Name: USD, United States Dollar, US$-American Dollar, Greenback
Denominations: $1, $5, $10, $20, $50, $100, (There are also $2 notes which are seldom used, and notes ranging from $500-100,000 that are not in active circulation.) 1 ¢, 5 ¢, 10 ¢, 25 ¢ and infrequently used 50 ¢ and $1.
What factors affect it?

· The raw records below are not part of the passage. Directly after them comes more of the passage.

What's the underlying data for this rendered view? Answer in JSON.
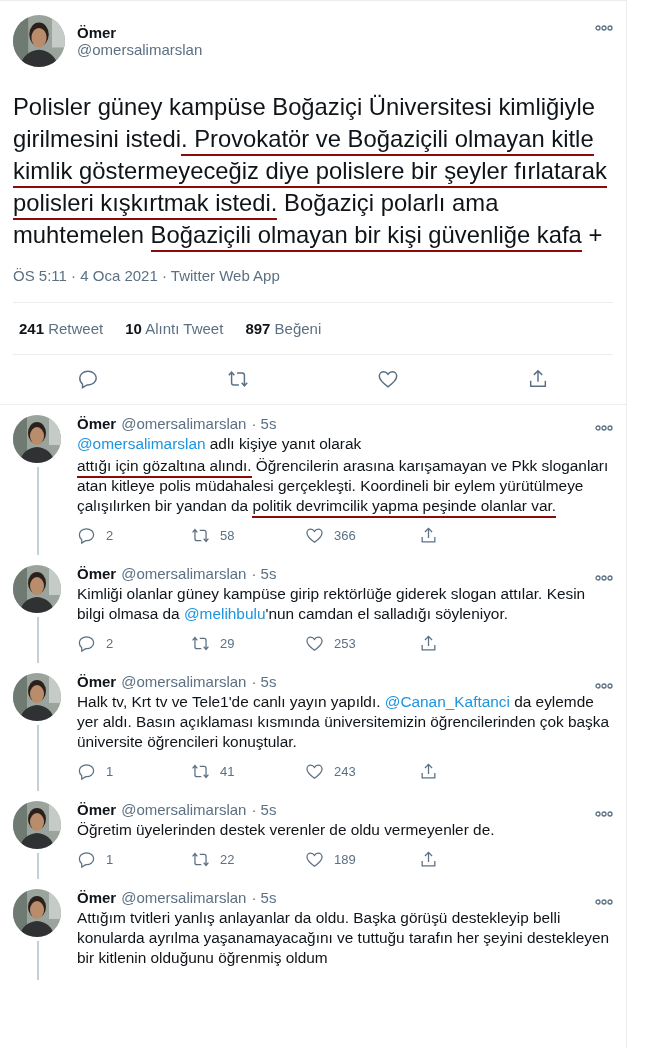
{
  "main_tweet": {
    "name": "Ömer",
    "handle": "@omersalimarslan",
    "body": [
      {
        "text": "Polisler güney kampüse Boğaziçi Üniversitesi kimliğiyle girilmesini istedi",
        "underlined": false
      },
      {
        "text": ". Provokatör ve Boğaziçili olmayan kitle kimlik göstermeyeceğiz diye polislere bir şeyler fırlatarak polisleri kışkırtmak istedi.",
        "underlined": true
      },
      {
        "text": " Boğaziçi polarlı ama muhtemelen ",
        "underlined": false
      },
      {
        "text": "Boğaziçili olmayan bir kişi güvenliğe kafa",
        "underlined": true
      },
      {
        "text": " +",
        "underlined": false
      }
    ],
    "meta": "ÖS 5:11 · 4 Oca 2021 · Twitter Web App",
    "stats": [
      {
        "count": "241",
        "label": "Retweet"
      },
      {
        "count": "10",
        "label": "Alıntı Tweet"
      },
      {
        "count": "897",
        "label": "Beğeni"
      }
    ]
  },
  "replies": [
    {
      "name": "Ömer",
      "handle": "@omersalimarslan",
      "time": "· 5s",
      "replying_to": {
        "mention": "@omersalimarslan",
        "text": " adlı kişiye yanıt olarak"
      },
      "body": [
        {
          "kind": "text",
          "text": "attığı için gözaltına alındı.",
          "underlined": true
        },
        {
          "kind": "text",
          "text": " Öğrencilerin arasına karışamayan ve Pkk sloganları atan kitleye polis müdahalesi gerçekleşti. Koordineli bir eylem yürütülmeye çalışılırken bir yandan da ",
          "underlined": false
        },
        {
          "kind": "text",
          "text": "politik devrimcilik yapma peşinde olanlar var.",
          "underlined": true
        }
      ],
      "replies": "2",
      "retweets": "58",
      "likes": "366"
    },
    {
      "name": "Ömer",
      "handle": "@omersalimarslan",
      "time": "· 5s",
      "body": [
        {
          "kind": "text",
          "text": "Kimliği olanlar güney kampüse girip rektörlüğe giderek slogan attılar. Kesin bilgi olmasa da ",
          "underlined": false
        },
        {
          "kind": "mention",
          "text": "@melihbulu",
          "underlined": false
        },
        {
          "kind": "text",
          "text": "'nun camdan el salladığı söyleniyor.",
          "underlined": false
        }
      ],
      "replies": "2",
      "retweets": "29",
      "likes": "253"
    },
    {
      "name": "Ömer",
      "handle": "@omersalimarslan",
      "time": "· 5s",
      "body": [
        {
          "kind": "text",
          "text": "Halk tv, Krt tv ve Tele1'de canlı yayın yapıldı. ",
          "underlined": false
        },
        {
          "kind": "mention",
          "text": "@Canan_Kaftanci",
          "underlined": false
        },
        {
          "kind": "text",
          "text": " da eylemde yer aldı. Basın açıklaması kısmında üniversitemizin öğrencilerinden çok başka üniversite öğrencileri konuştular.",
          "underlined": false
        }
      ],
      "replies": "1",
      "retweets": "41",
      "likes": "243"
    },
    {
      "name": "Ömer",
      "handle": "@omersalimarslan",
      "time": "· 5s",
      "body": [
        {
          "kind": "text",
          "text": "Öğretim üyelerinden destek verenler de oldu vermeyenler de.",
          "underlined": false
        }
      ],
      "replies": "1",
      "retweets": "22",
      "likes": "189"
    },
    {
      "name": "Ömer",
      "handle": "@omersalimarslan",
      "time": "· 5s",
      "body": [
        {
          "kind": "text",
          "text": "Attığım tvitleri yanlış anlayanlar da oldu. Başka görüşü destekleyip belli konularda ayrılma yaşanamayacağını ve tuttuğu tarafın her şeyini destekleyen bir kitlenin olduğunu öğrenmiş oldum",
          "underlined": false
        }
      ]
    }
  ]
}
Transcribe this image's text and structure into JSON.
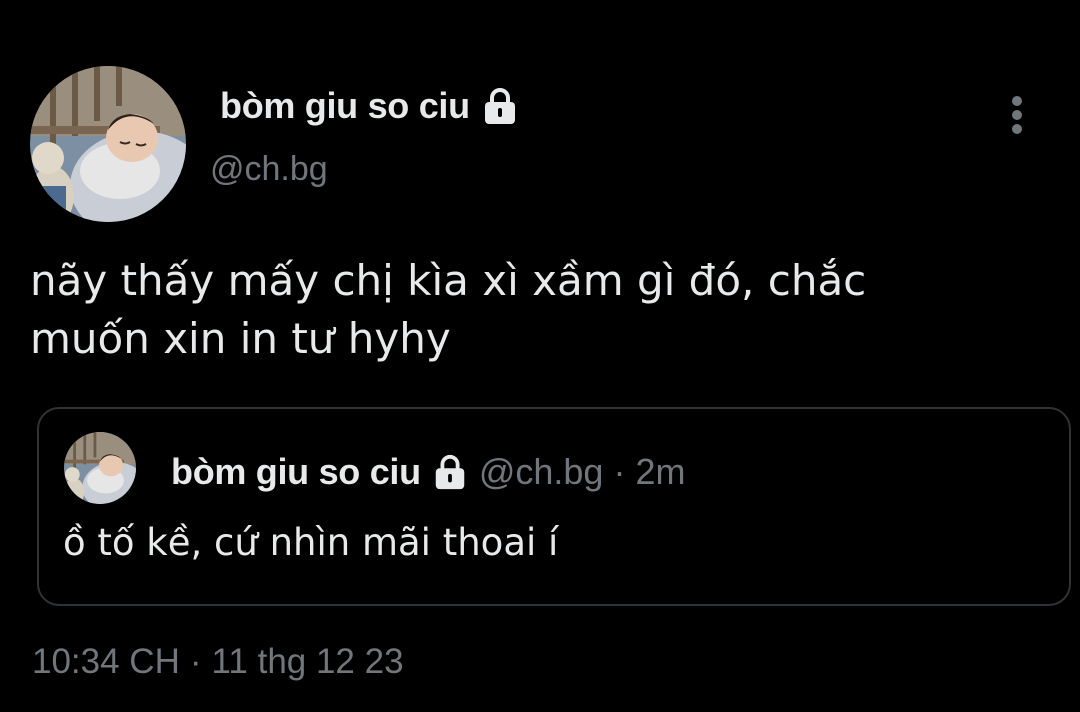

As with the Australian Dollar, the value of the US Dollar relies heavily on the supply and demand of imports and exports; this information is monitored by the US trade balance report. If the US is shown to have a high export value, and exports exceed imports to create a trade surplus, it increases demand for the Dollar as nations importing goods from the US need to pay for them. However, if America falls victim to high rates of unemployment—as was seen during the recession in 2007 when over eight million citizens were made redundant—the Dollar is obviously affected. Recessions can be caused by many factors, from housing bubbles to reduced demand for a country’s products (when the level of imports exceeds the level of exports it is known as a trade deficit). A weaker economic outlook lends to the possibility of foreign investors selling their accrued stocks or bonds to gain back money in their own currency, therefore making the US Dollar weaker. However, if investors believe the US economy is strong they will invest in the domestic currency and thereby make the Dollar stronger and more desirable. If America suffers from a trade deficit it means that its goods are not required, however if America has a trade surplus it will mean that its products are desirable and the Dollar will strengthen. Retail sales and industrial production figures throughout the country can also affect the Dollar, can alterations to Government policy. Potential investors are attracted to a steady government with stable policies, however the prospect of war, terrorism or social unrest can cause the ‘Greenback’ to weaken.